Interface dataset entries:

........

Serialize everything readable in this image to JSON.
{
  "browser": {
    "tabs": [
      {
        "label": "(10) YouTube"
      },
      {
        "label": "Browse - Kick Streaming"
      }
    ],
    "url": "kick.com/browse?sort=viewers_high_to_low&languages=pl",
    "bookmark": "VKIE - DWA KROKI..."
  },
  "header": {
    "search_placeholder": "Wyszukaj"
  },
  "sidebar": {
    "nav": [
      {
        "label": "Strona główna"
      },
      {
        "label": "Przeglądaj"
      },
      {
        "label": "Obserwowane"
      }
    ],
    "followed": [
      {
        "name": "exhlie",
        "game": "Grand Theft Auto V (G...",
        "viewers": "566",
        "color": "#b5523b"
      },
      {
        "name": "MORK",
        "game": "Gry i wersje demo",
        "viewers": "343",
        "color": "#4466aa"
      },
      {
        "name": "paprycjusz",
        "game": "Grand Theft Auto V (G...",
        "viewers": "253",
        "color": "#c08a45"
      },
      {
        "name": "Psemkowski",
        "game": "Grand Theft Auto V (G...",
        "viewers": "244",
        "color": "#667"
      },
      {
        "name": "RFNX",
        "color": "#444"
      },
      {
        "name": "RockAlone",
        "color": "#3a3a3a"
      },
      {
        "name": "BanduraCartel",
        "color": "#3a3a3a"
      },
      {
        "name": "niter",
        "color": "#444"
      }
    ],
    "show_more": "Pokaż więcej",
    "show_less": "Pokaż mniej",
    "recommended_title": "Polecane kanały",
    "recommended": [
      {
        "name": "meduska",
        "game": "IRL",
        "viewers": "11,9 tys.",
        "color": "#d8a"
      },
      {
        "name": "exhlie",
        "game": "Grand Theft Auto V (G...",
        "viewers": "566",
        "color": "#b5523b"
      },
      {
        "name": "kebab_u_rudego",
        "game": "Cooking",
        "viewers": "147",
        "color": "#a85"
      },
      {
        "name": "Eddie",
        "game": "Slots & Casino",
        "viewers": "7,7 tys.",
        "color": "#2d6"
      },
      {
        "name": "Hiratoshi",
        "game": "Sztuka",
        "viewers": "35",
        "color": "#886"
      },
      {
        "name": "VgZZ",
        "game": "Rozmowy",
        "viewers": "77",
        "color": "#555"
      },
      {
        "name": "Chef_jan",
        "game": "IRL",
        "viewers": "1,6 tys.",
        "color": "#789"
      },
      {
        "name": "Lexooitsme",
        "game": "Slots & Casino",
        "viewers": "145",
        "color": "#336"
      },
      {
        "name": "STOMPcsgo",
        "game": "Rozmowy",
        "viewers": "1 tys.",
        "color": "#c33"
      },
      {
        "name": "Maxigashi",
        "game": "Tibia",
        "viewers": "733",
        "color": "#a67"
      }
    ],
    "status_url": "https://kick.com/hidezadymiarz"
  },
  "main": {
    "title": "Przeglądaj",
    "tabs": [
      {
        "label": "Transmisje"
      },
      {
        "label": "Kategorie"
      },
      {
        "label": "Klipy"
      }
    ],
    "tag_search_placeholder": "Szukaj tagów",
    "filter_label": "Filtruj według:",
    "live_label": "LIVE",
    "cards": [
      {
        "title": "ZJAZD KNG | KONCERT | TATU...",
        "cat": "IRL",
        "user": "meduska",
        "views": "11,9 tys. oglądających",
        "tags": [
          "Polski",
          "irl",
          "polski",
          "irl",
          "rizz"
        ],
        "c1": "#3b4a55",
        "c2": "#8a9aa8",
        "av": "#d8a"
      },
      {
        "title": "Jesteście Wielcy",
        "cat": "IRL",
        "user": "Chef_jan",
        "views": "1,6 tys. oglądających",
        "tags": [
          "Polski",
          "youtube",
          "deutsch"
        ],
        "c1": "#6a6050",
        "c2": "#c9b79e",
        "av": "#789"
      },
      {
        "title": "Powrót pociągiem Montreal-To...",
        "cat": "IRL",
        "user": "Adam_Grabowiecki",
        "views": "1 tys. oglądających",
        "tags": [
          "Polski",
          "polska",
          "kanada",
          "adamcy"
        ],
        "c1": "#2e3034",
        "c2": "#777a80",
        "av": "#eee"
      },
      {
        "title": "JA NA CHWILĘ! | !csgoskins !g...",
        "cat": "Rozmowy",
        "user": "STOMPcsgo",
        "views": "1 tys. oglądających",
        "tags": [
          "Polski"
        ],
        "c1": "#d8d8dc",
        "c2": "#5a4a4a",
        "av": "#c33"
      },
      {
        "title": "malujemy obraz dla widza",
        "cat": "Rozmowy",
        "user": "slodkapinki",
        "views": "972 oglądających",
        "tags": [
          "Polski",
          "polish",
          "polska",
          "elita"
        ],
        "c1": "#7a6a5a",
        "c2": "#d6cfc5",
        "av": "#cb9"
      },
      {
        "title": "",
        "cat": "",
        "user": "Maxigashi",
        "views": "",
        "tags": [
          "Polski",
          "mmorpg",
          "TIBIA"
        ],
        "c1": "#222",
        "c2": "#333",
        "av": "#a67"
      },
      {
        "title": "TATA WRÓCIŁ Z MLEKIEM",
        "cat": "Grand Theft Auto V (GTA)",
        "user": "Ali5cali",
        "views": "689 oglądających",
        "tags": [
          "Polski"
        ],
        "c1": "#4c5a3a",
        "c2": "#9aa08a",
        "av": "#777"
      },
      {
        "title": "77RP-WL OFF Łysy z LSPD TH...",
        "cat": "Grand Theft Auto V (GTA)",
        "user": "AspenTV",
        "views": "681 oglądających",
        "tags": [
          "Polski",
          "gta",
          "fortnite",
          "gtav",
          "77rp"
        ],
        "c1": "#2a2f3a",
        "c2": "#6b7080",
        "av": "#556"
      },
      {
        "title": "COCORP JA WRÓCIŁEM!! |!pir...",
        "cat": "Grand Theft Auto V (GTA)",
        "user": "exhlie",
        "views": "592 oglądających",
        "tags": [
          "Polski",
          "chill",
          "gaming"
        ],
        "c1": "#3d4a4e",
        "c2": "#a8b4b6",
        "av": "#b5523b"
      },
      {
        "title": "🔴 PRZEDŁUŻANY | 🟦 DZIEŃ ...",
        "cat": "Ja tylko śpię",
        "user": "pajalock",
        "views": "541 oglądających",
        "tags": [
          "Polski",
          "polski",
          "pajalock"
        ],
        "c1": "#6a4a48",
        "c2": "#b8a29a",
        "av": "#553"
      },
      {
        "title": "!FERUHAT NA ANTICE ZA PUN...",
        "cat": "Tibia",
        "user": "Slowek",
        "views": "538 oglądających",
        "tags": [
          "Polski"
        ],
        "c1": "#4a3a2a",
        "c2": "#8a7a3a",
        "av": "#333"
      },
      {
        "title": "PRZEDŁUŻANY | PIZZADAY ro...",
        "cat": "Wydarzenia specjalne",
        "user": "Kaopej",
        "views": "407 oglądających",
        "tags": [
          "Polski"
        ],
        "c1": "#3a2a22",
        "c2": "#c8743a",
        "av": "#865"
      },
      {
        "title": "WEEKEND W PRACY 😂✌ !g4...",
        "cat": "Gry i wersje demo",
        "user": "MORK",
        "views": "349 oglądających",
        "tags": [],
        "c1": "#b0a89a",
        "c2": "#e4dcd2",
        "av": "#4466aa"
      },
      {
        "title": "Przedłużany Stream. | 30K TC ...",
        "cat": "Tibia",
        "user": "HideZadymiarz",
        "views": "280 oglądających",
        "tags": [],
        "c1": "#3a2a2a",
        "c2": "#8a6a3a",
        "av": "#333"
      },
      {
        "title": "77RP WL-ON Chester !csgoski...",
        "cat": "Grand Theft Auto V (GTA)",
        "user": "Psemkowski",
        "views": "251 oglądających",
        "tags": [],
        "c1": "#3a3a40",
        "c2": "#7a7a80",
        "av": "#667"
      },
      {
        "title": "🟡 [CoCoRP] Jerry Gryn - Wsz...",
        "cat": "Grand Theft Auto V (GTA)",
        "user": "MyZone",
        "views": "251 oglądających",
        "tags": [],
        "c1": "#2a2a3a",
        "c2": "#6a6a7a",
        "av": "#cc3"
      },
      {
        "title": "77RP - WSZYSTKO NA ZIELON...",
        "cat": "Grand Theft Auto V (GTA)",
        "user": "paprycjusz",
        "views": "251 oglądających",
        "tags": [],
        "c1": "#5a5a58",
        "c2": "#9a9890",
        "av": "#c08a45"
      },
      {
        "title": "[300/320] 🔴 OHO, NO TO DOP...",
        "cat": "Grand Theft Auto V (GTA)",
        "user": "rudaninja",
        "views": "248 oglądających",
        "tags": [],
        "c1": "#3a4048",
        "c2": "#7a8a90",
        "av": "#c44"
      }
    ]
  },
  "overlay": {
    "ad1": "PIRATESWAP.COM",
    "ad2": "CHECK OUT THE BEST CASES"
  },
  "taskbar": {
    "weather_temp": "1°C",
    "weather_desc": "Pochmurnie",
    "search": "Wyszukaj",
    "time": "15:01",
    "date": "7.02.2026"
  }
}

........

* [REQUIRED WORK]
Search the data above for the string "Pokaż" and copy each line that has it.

* [EXPECTED ANSWER]
    "show_more": "Pokaż więcej",
    "show_less": "Pokaż mniej",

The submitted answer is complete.